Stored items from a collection
* * *

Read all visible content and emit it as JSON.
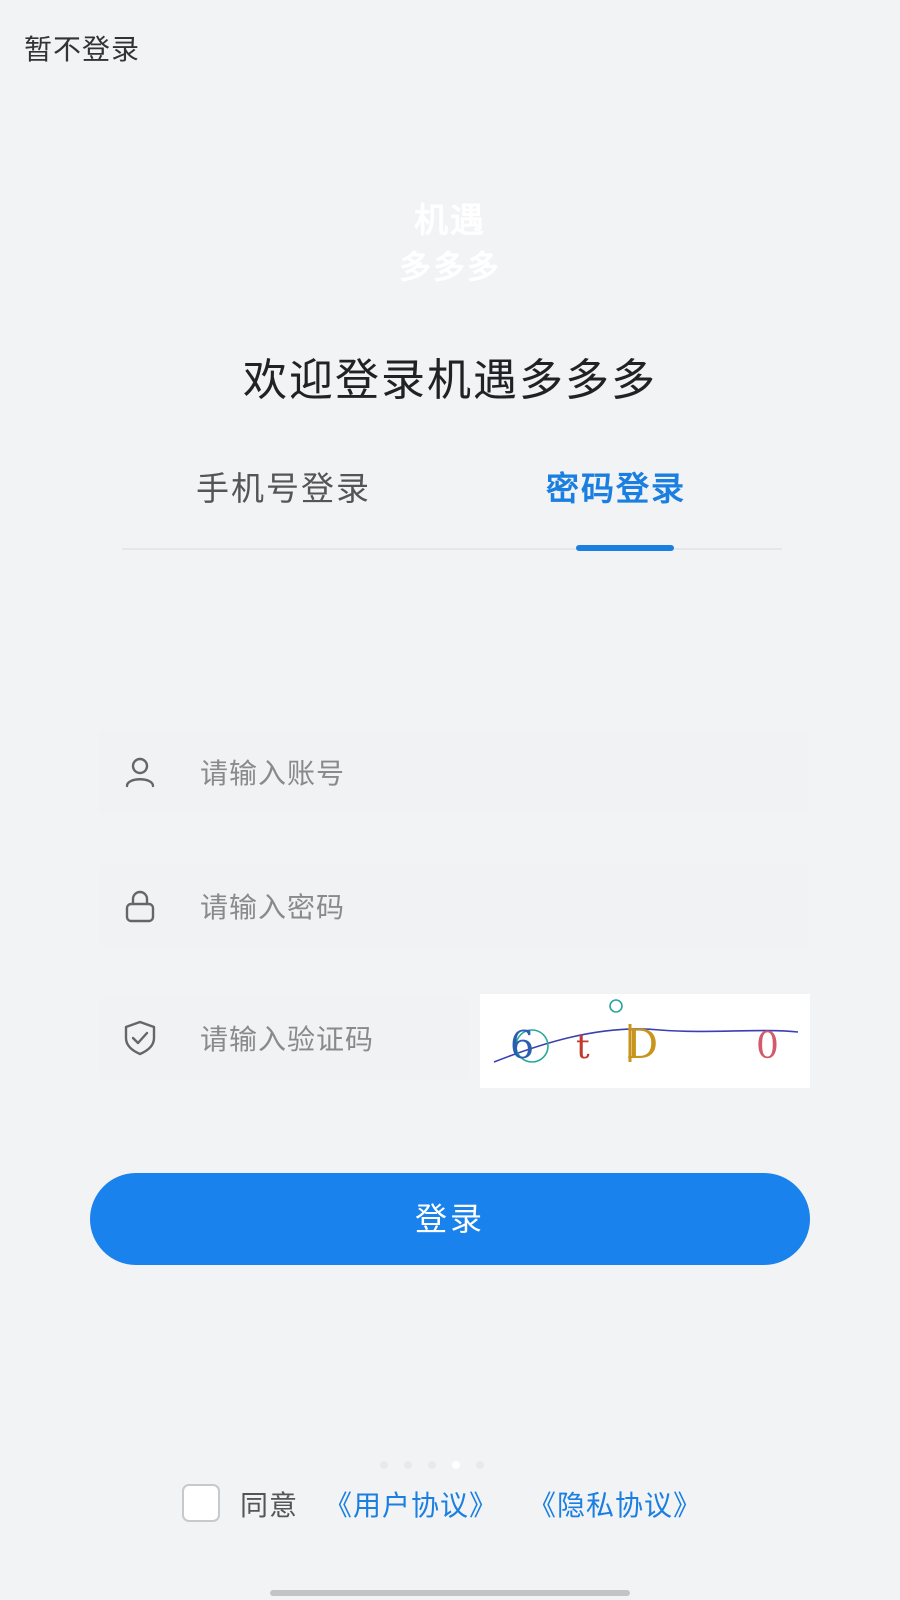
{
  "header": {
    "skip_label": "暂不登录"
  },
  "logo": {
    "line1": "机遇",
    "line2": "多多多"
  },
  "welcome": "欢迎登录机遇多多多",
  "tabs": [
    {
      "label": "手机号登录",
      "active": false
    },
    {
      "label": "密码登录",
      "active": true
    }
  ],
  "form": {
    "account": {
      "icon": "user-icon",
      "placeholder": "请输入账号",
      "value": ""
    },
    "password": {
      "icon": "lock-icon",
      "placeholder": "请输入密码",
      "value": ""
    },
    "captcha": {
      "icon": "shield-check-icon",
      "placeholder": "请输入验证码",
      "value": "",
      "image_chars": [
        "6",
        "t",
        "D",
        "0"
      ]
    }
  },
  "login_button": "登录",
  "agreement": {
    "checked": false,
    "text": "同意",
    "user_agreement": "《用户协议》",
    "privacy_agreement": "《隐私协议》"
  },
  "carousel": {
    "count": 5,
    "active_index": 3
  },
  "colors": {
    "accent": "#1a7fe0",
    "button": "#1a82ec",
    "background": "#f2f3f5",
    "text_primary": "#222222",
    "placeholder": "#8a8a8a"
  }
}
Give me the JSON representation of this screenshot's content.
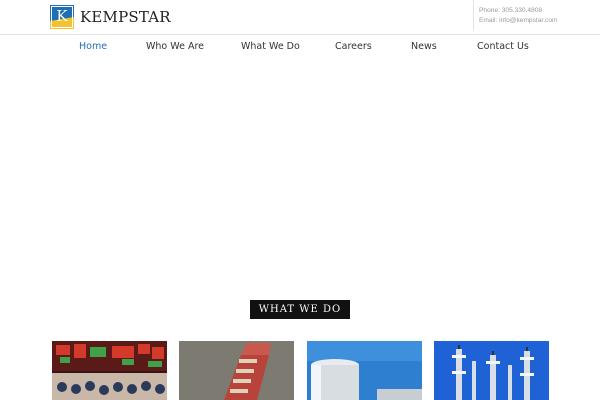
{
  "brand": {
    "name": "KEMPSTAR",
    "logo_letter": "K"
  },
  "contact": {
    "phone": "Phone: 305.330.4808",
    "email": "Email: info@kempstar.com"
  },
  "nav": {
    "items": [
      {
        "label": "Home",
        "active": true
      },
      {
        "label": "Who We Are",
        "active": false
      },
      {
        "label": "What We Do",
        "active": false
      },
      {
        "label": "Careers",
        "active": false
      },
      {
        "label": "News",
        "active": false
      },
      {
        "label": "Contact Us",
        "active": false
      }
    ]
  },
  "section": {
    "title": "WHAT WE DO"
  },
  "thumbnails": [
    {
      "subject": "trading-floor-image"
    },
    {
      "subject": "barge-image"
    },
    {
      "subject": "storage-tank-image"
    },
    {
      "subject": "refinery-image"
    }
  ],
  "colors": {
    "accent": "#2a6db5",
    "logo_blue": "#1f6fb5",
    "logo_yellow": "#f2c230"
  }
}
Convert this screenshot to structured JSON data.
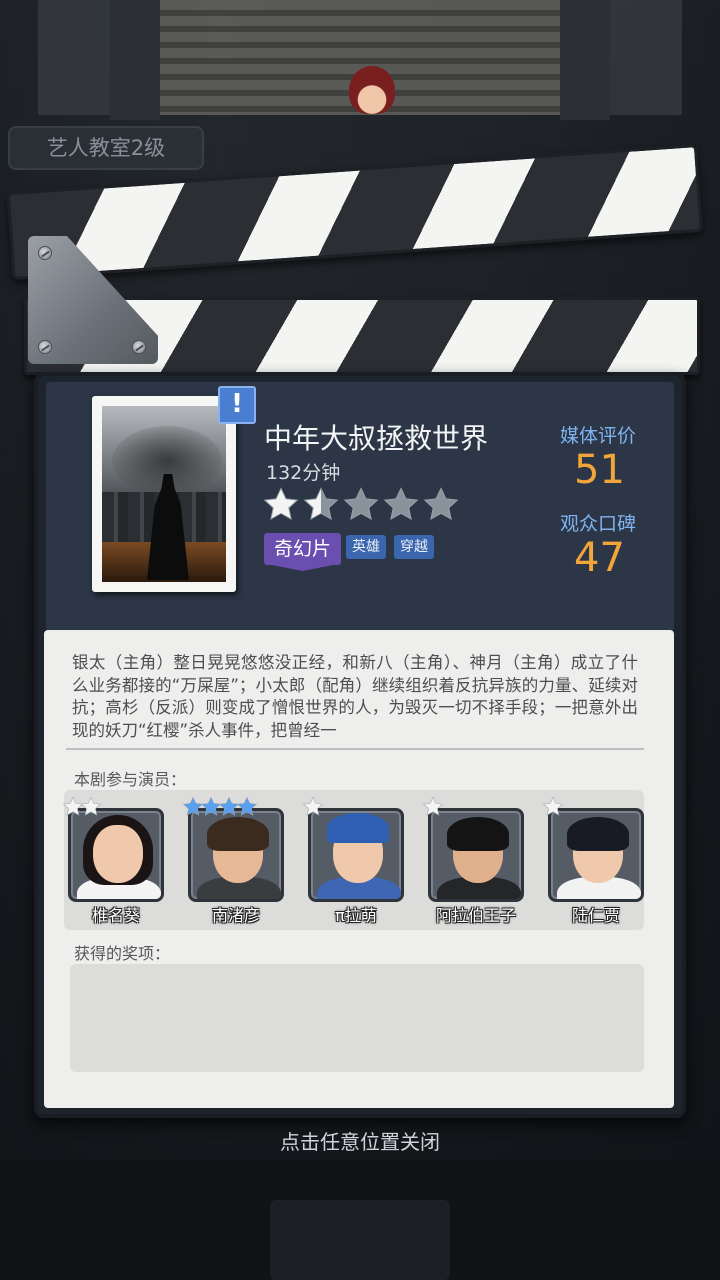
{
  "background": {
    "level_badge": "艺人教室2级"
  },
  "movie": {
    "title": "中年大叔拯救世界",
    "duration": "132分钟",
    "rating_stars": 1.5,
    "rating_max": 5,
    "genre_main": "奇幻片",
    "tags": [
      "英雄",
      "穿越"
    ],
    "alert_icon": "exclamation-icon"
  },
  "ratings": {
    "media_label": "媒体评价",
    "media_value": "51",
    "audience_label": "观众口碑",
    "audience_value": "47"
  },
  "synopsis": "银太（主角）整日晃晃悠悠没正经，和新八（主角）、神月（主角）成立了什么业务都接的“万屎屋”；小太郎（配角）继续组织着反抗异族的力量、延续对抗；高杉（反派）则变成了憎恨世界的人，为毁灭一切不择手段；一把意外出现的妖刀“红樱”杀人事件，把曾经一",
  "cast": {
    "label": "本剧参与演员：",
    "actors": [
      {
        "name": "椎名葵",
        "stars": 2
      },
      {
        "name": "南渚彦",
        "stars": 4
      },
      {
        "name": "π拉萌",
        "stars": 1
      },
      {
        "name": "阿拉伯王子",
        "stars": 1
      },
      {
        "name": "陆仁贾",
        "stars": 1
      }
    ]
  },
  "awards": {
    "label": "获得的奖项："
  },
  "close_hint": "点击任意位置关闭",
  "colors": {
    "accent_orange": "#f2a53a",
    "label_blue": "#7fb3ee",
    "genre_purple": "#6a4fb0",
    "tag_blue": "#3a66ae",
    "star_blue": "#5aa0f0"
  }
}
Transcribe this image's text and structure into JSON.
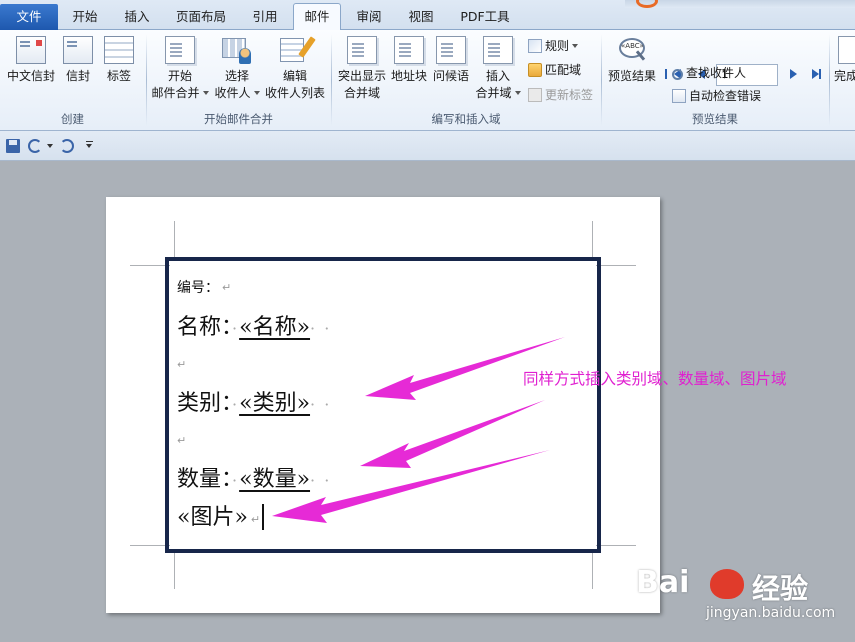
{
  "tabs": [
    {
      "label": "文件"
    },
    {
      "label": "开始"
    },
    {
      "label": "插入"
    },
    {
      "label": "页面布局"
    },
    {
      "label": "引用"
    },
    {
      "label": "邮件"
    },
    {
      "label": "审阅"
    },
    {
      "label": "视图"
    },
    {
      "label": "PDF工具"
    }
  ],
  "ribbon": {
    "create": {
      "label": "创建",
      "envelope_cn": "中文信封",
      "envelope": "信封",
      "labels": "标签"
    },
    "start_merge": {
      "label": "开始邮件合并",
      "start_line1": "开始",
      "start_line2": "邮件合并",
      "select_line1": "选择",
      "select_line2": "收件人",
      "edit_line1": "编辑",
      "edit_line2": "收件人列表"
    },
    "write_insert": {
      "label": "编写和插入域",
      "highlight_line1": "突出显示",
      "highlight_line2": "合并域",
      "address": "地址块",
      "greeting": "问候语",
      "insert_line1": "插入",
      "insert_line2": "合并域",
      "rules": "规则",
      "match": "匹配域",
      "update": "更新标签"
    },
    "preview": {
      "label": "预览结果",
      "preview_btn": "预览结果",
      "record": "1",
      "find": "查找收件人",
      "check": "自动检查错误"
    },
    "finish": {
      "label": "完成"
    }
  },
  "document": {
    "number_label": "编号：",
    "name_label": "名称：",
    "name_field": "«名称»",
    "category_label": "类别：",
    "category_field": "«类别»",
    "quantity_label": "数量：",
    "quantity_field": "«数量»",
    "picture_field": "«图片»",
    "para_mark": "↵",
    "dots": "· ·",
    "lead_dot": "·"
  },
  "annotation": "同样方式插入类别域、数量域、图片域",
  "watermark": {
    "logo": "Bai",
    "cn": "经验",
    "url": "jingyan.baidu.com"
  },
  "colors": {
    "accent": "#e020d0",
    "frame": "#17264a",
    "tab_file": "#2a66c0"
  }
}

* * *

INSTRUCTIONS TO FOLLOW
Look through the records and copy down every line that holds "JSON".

ANSWER TO THIS PROBLEM
Read all visible content and emit it as JSON.
Give me the JSON representation of this screenshot's content.
Convert this screenshot to structured JSON data.
Transcribe this image's text and structure into JSON.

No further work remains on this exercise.